SOURCE MATERIAL: Begin

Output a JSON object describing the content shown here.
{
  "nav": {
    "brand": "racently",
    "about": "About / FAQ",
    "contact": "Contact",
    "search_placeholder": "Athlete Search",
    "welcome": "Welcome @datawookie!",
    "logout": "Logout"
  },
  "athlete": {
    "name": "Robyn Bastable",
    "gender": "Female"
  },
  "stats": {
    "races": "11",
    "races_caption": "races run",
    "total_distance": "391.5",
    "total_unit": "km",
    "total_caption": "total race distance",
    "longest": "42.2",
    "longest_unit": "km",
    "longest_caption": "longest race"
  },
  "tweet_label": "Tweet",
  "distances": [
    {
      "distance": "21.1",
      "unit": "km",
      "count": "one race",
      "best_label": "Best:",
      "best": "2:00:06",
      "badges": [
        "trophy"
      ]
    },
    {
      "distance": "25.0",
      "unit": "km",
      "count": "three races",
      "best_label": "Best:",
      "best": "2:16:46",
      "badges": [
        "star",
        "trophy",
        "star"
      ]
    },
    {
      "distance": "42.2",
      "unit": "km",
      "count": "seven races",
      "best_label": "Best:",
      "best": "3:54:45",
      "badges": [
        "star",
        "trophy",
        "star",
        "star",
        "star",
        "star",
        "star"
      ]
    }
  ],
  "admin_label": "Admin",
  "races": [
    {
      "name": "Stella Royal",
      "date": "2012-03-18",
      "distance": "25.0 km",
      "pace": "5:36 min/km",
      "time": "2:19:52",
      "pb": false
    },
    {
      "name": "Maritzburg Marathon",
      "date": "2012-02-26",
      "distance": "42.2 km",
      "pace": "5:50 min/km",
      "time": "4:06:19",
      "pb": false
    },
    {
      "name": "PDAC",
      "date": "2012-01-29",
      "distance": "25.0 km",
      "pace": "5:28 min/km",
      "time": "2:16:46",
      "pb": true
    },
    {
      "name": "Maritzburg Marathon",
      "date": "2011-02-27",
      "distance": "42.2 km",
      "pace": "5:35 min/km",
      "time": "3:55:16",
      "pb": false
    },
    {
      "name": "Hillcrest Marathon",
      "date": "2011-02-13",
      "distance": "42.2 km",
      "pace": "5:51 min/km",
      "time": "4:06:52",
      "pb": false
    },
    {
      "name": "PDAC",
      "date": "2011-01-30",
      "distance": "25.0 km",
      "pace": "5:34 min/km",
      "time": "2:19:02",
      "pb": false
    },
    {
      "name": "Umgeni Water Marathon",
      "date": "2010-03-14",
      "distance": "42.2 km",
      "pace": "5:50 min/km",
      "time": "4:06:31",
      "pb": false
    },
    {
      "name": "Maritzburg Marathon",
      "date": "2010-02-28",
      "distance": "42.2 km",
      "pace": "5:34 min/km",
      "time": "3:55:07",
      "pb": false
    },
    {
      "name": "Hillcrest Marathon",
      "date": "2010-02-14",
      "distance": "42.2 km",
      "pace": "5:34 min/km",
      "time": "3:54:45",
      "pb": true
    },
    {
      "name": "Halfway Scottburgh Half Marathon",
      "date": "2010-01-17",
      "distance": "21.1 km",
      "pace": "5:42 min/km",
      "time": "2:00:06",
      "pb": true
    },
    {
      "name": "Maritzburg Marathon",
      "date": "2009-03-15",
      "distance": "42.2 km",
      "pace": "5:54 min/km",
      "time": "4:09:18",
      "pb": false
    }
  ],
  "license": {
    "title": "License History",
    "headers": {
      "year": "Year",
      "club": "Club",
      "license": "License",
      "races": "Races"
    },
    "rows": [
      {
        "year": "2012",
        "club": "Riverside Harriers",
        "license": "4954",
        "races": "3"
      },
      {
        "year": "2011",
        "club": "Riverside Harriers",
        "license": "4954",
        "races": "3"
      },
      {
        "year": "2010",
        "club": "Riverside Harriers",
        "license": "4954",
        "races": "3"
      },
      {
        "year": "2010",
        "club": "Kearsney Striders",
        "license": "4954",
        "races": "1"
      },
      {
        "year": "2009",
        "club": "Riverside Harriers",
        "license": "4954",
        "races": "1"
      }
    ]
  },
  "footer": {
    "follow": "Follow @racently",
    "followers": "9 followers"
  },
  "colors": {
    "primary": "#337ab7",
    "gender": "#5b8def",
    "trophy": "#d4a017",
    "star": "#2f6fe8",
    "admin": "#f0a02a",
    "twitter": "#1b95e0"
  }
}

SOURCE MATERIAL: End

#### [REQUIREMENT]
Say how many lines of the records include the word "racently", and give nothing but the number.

#### [WRITTEN RESPONSE]
2